Back in those heady times, though, what better car to arrive to valet park at Michigan’s own version of Studio than this car? This Corvette is immediately identifiable as a ’79** against the similar ’78 because of the cross-flag emblems and also because it includes the spoiler available for ’78 only on the Indy Pace Car replicas. Seventy-nine could be considered the year that pure disco, in the most mainstream understanding of this music form, was having its last hurrah. While Donna Summer was still riding high on the charts with her “Bad Girls” double-LP and its multitude of hits, disco outings released later that year by vocal powerhouses Aretha Franklin (“La Diva”; may the Queen Of Soul rest in peace) and Cheryl Lynn (“In Love”), as well as others, tanked hard. The Bee Gees pretty much couldn’t get arrested on the Billboard Hot 100 after ’79.
As with the ’79 Camaro I had profiled last December, this model year would also be the all-time high water mark for Corvette production, with about 53,800 units sold. The base engine, a 195-hp Chevy 350, could still get out of its own way in this 3,400-pound car. The L-82 was optional, yielding an additional thirty horses. This particular car is a bit more high profile than I would be comfortable driving, even on a semi-regular basis, as I would assume its paint job might seem to be to police cars what a red cape would be to a charging bull in Barcelona.
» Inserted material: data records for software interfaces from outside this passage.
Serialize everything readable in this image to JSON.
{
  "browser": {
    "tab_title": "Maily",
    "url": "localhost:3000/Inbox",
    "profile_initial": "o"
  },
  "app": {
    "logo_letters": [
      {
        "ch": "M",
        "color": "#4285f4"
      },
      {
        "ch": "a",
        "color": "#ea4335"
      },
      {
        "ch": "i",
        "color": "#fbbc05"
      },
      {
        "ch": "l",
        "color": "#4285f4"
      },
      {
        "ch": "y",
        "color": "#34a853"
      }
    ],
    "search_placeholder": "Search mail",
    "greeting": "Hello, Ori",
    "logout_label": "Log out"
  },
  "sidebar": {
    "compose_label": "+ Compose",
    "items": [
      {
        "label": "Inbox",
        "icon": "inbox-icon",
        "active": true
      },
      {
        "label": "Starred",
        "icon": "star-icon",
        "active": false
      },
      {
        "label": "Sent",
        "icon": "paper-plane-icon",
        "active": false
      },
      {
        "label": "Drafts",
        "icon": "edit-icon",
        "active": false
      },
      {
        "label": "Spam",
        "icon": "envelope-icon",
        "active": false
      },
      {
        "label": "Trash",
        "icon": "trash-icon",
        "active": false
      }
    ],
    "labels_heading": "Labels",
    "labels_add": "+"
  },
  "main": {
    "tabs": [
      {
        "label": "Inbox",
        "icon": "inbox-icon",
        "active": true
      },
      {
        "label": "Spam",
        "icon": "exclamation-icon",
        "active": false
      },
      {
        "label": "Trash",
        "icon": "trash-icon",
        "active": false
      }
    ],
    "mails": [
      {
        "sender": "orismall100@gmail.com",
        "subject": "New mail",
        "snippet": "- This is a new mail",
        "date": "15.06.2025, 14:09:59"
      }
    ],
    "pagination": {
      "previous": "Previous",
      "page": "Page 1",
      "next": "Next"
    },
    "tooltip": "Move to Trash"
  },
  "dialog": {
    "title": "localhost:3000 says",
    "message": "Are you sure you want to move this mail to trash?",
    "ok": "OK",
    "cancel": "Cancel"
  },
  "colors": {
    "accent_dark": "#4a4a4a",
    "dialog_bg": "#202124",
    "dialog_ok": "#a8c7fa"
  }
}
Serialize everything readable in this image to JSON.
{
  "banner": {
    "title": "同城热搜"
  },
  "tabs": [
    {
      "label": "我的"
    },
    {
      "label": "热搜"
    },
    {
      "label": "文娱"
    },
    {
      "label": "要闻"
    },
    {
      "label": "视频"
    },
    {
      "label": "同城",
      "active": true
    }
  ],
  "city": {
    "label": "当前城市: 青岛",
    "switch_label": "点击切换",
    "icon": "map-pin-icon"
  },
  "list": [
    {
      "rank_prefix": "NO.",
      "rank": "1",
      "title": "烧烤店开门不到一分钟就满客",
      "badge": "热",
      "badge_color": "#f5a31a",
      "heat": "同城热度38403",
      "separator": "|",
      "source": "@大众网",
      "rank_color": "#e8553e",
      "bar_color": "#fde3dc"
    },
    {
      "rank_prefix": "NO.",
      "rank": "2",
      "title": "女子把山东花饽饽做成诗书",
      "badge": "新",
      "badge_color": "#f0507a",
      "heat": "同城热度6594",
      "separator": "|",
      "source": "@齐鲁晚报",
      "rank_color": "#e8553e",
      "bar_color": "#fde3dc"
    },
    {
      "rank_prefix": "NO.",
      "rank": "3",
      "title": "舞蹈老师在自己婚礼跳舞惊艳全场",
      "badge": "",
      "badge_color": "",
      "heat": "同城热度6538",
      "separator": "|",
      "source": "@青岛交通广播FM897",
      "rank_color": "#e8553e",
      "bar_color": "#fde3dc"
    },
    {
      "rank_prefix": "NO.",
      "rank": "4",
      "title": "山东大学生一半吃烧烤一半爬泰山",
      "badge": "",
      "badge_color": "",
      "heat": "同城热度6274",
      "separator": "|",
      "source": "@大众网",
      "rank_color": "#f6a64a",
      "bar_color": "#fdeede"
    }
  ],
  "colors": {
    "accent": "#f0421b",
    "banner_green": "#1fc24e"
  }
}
Maybe this car is just as much “The Glamorous Life”-era Sheila E. as it is Gloria Gaynor, but it was a treat to see this very literal example of a Discovette sparkling in the sun at the super-festive, annual car-party in my hometown.
Downtown Flint, Michigan.
Saturday, August 15, 2015.
** Addendum: Commenter Vetteman has positively identified this as a ’78 model by the emblem up front and the chrome surround of the rear glass.